Carlos Leija was added to our management team in September, 2007, and comes to Orangewood from California State University, Fullerton, one of our Guardian Scholars Program partner universities. He brings nine years of fundraising experience to Orangewood, along with a passion for helping former foster youth succeed. Most recently at CSUF Carlos was the Executive Director of Alumni Relations for three years. Prior to that position, he was the Director of Development for the College of Humanities and Social Sciences and Guardian Scholars program. Previously Carlos had a Chiropractic practice in La Habra for 11 years.

In October, 2007, Carlos was selected as one of fifty honorees for Cal State Fullerton’s Empowering Minds: Querer es Poder photo exhibit which is part of the university’s 50th Anniversary celebration. The goal of the project is to increase awareness of the university’s designation as a Hispanic Serving Institution and their strong commitment to serving the Latino community. The photo exhibit aims to represent the rich diversity of CSUF Latino alumni in their path to higher education, their college experience, and respective careers.

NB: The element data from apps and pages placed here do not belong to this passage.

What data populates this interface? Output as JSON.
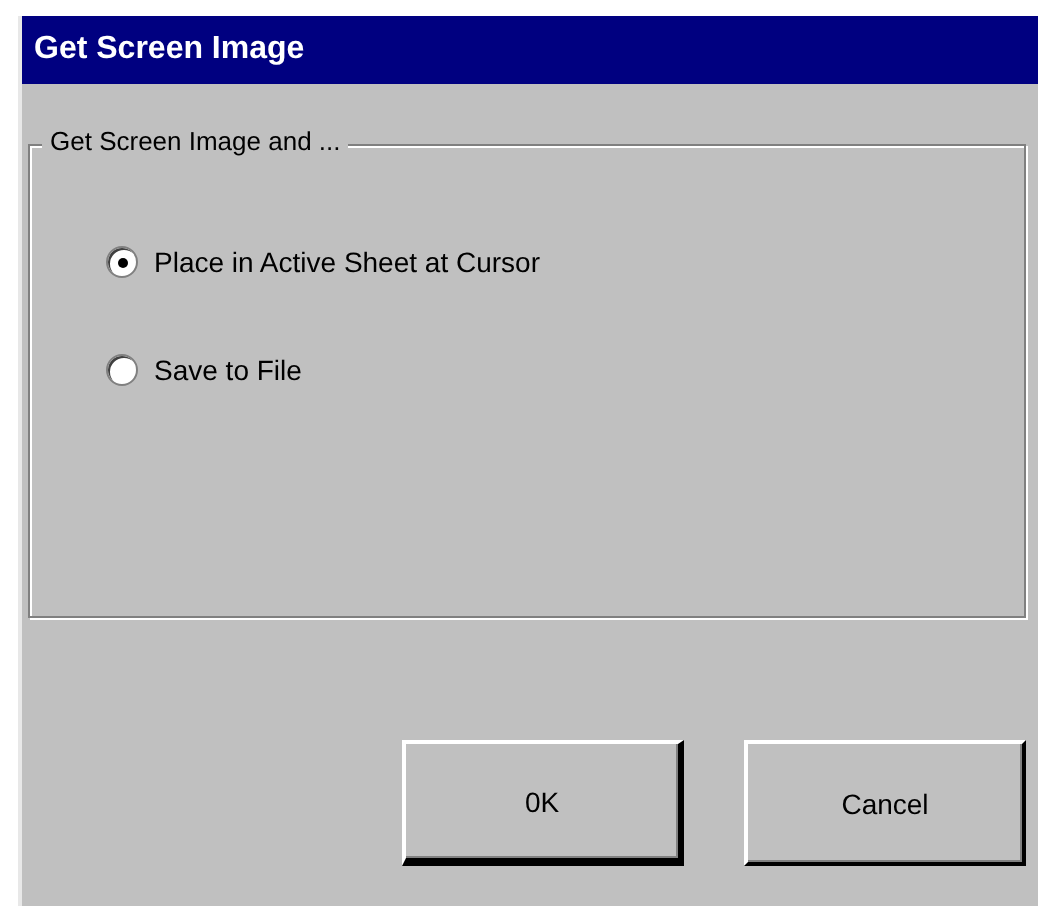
{
  "window": {
    "title": "Get Screen Image"
  },
  "group": {
    "label": "Get Screen Image and ...",
    "options": [
      {
        "label": "Place in Active Sheet at Cursor",
        "selected": true
      },
      {
        "label": "Save to File",
        "selected": false
      }
    ]
  },
  "buttons": [
    {
      "label": "0K",
      "default": true
    },
    {
      "label": "Cancel",
      "default": false
    }
  ]
}
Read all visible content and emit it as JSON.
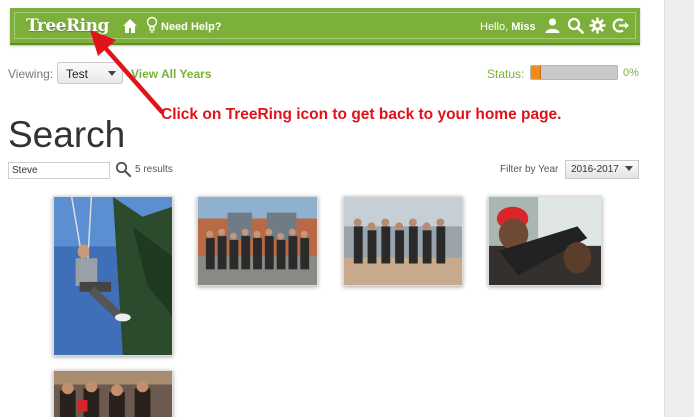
{
  "header": {
    "logo": "TreeRing",
    "help": "Need Help?",
    "greeting_prefix": "Hello,",
    "greeting_name": "Miss"
  },
  "viewing": {
    "label": "Viewing:",
    "selected": "Test",
    "view_all": "View All Years"
  },
  "status": {
    "label": "Status:",
    "percent_text": "0%",
    "progress_fraction": 0.12,
    "fill_color": "#f08b1d"
  },
  "annotation": {
    "text": "Click on TreeRing icon to get back to your home page.",
    "color": "#e0131a"
  },
  "page_title": "Search",
  "search": {
    "value": "Steve",
    "results": "5 results"
  },
  "filter": {
    "label": "Filter by Year",
    "selected": "2016-2017"
  },
  "photos": [
    "photo-1-zipline",
    "photo-2-group-building",
    "photo-3-group-plaza",
    "photo-4-person-red-hat",
    "photo-5-group-indoor"
  ],
  "colors": {
    "brand_green": "#7db03a",
    "annotation_red": "#e0131a"
  }
}
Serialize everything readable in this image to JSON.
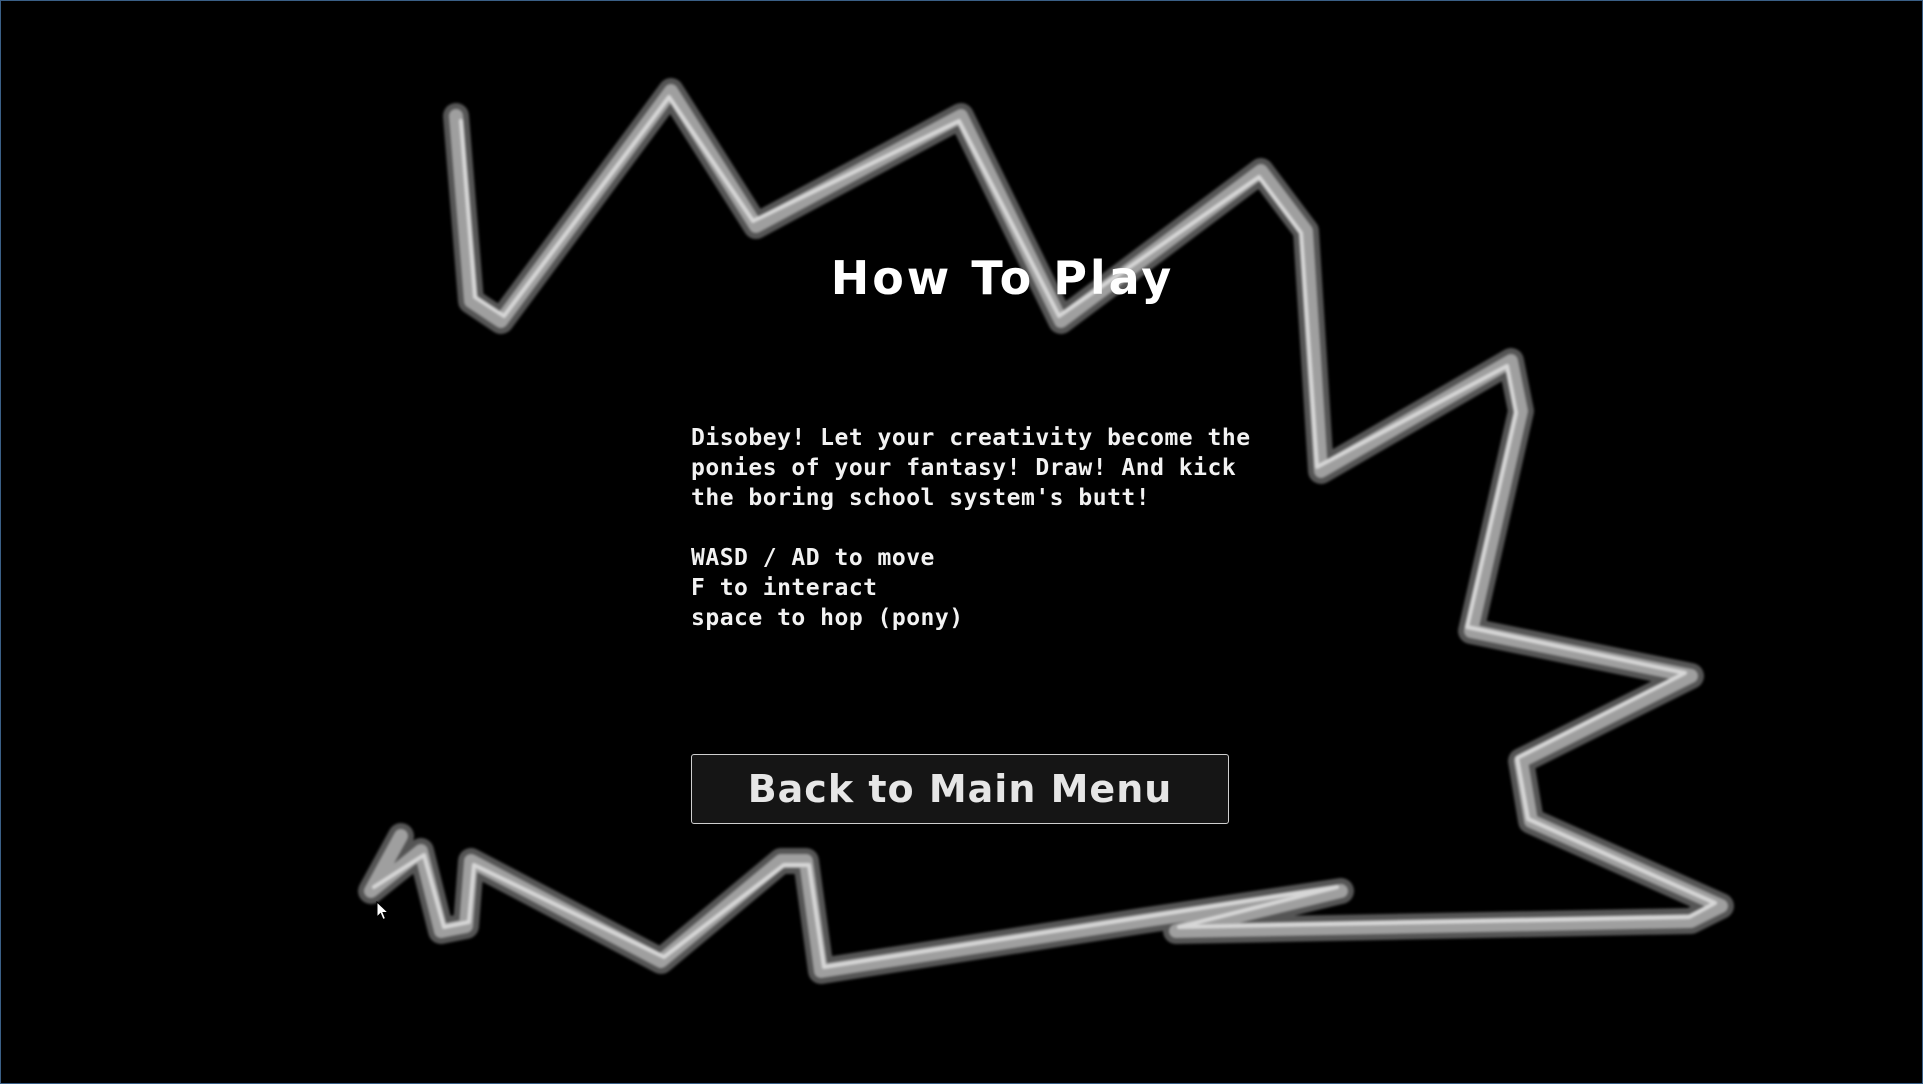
{
  "screen": {
    "title": "How To Play",
    "description": "Disobey! Let your creativity become the\nponies of your fantasy! Draw! And kick\nthe boring school system's butt!",
    "controls": [
      "WASD / AD to move",
      "F to interact",
      "space to hop (pony)"
    ],
    "back_button_label": "Back to Main Menu"
  },
  "colors": {
    "background": "#000000",
    "text": "#ffffff",
    "scribble": "#bdbdbd",
    "button_bg": "#151515",
    "button_border": "#cfcfcf"
  },
  "icons": {
    "cursor": "mouse-pointer-icon"
  }
}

Carlos earned a B.A. in Psychology from California State University, Fullerton. He has a Certificate in Fundraising Management from the Fundraising School at Indiana University/Purdue University (IUPUI). In the past he has volunteered for Orange County Teachers Federal Credit Union, the CSUF Alumni Association and the affordable housing committee for the city of Fullerton. Carlos and his wife live in Fullerton.

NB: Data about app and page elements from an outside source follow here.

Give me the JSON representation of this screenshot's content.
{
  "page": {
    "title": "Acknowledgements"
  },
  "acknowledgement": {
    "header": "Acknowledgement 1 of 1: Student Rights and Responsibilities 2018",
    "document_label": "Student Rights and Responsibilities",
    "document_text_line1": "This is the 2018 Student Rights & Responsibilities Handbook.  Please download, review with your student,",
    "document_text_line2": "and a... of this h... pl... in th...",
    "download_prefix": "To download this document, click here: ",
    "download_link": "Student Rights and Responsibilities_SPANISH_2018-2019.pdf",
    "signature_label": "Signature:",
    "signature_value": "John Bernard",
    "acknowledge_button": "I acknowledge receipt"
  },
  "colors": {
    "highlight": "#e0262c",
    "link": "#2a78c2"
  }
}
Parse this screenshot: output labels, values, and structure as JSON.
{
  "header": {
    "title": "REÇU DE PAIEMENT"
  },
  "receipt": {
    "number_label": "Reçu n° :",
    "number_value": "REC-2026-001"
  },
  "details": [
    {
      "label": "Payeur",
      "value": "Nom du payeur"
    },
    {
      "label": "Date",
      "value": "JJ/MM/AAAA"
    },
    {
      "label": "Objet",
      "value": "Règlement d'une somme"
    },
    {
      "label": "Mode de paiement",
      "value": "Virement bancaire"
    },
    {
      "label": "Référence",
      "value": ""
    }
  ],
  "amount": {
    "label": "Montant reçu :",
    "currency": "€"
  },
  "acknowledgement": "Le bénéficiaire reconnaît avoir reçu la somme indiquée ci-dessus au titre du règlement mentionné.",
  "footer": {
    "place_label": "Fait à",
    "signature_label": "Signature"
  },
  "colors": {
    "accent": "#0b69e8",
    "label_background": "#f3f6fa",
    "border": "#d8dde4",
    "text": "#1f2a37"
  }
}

09/21/2015 - John Luker, C.P.A.

Chief Finance Officer

John Luker joined our Management team in July 2014 as CFO, replacing Chris Simonsen who was promoted to CEO. Prior to joining Orangewood, John worked as the CFO of the Orange County Rescue Mission for over 13 years. He is a Certified Public Accountant, and a member of the American Institute of Certified Public Accountants.

John received both his bachelor’s degree and his master’s degree in accounting from the University of Florida, and is a big Florida Gators fan. After having been in Orange County for years John became involved with Orangewood through our mentor program. He is an active volunteer in the community, serving on the Board of Directors for the Coalition of Community Health Centers, The Orange County Workforce Investment Board and Aragon Affordable Housing Inc. He lives in Santa Ana with his wife and three kids.

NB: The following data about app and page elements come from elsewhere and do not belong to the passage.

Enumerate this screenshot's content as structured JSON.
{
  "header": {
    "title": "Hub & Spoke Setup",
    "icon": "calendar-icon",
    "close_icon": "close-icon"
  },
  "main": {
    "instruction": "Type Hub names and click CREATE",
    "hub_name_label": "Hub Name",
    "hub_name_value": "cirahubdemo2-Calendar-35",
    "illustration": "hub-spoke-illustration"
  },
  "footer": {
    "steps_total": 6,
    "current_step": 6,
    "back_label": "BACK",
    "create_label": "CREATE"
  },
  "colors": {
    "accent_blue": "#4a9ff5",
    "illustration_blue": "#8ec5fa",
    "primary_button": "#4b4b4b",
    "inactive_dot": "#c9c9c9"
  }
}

09/21/2015 - Robert B. Theemling

Chief Programs Officer

For more than twenty-five years Bob Theemling has worked with county youth services. His experience includes four years as a Probation Counselor, seven years as a social worker and supervisor with Orange County’s Children’s Services, and ten years as a Senior Manager in Children’s Services.

Bob maintained a private practice as a Marriage, Family and Child Therapist for five years. Just prior to joining Orangewood in February, 2001, he served for five years as Executive Director of David and Margaret Home for youth, an $8.5 million multi-service nonprofit organization, located in Los Angeles County.

Bob holds a Bachelors of Arts in Psychology from the University of Southern California; and a Masters of Science in Counseling from California State University, Fullerton. He has completed coursework for a Masters in Public Administration at California State University, Long Beach. He is currently licensed as a Marriage, Family and Child Therapist.